- Do not wear lipstick, excessive makeup, or nail polish on the day of surgery.
- If you have an illness such as a cold, sore throat, stomach or upset bowels, please notify the office prior to appointment or ASAP.
- If you take routine oral medications, please check with Dr. Melissa Jarrell and team prior to your surgical date for instructions.
- Patient cannot drive for 24 hours after treatment.
- Patient cannot operate any hazardous devices for 24 hours.
- A responsible person should be with the patient until he/she has fully recovered from the effects of the medication.
- Patient should not go up and down stairs unattended. Let the patient stay on the ground floor until recovered.
- Patient can eat whenever and whatever he/she wants as soon as numbness has worn off completely.
- Patient must drink plenty of fluids as soon as possible.
- Patient may sleep for a long time or may be alert when he/she leaves. Attend to both alert and sleepy patient in the same manner – do not trust him/her alone.
- Always hold patient’s arm when walking.
- Call us if you have any questions or difficulties. If you feel that your symptoms warrant a physician and you are unable to reach us, go to the closest emergency room immediately.
- Following most surgical procedures, there may or may not be pain, depending on your threshold for pain. You will be provided with medication for discomfort that is appropriate for you.
- In most cases, a non-narcotic pain regimen will be given consisting of acetaminophen (Tylenol) and ibuprofen (Advil). These two medications taken together will be as effective as a narcotic without any side effects associated with a narcotic.
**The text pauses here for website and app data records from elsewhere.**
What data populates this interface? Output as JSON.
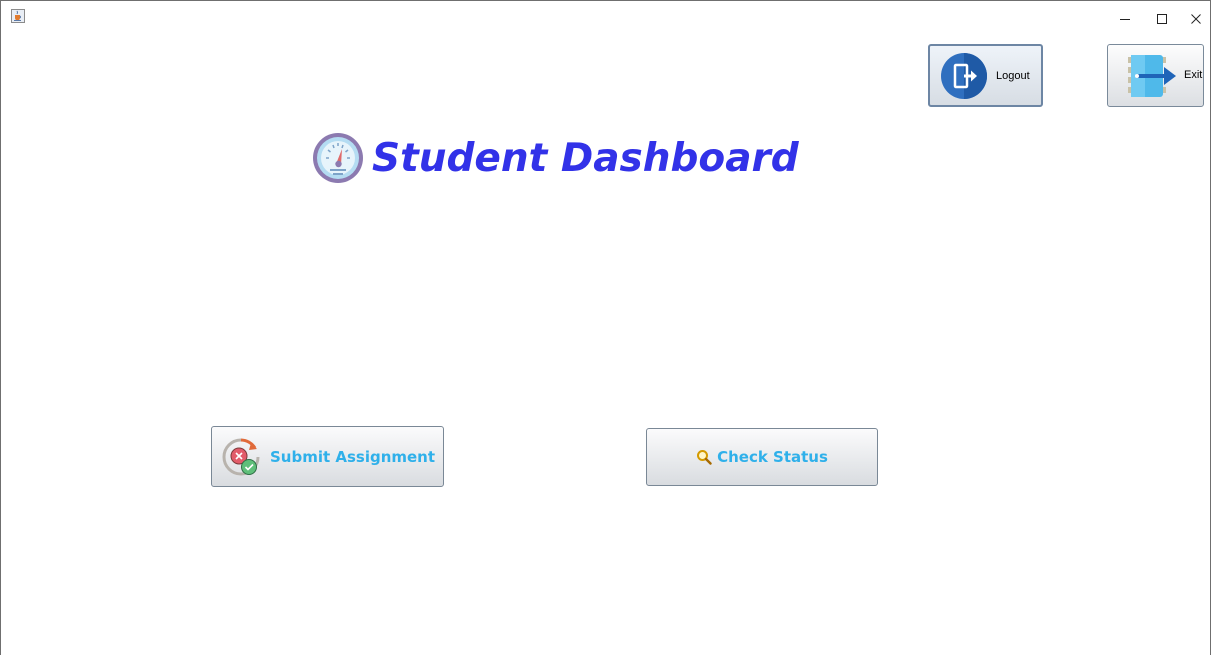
{
  "window": {
    "app_icon": "java-cup-icon",
    "controls": {
      "minimize_icon": "minimize-icon",
      "maximize_icon": "maximize-icon",
      "close_icon": "close-icon"
    }
  },
  "header": {
    "title": "Student Dashboard",
    "title_icon": "speedometer-icon",
    "title_color": "#3232e8"
  },
  "toolbar": {
    "logout_label": "Logout",
    "logout_icon": "logout-door-icon",
    "exit_label": "Exit",
    "exit_icon": "exit-arrow-icon"
  },
  "actions": {
    "submit_label": "Submit Assignment",
    "submit_icon": "submit-cycle-icon",
    "status_label": "Check Status",
    "status_icon": "magnifier-icon",
    "label_color": "#2fb0ea"
  }
}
- If a narcotic has been prescribed, follow the instructions carefully. If you have any questions about these medications interacting with other medications you are presently taking, please call our office (765-453-4369) first, your physician and/or your pharmacist.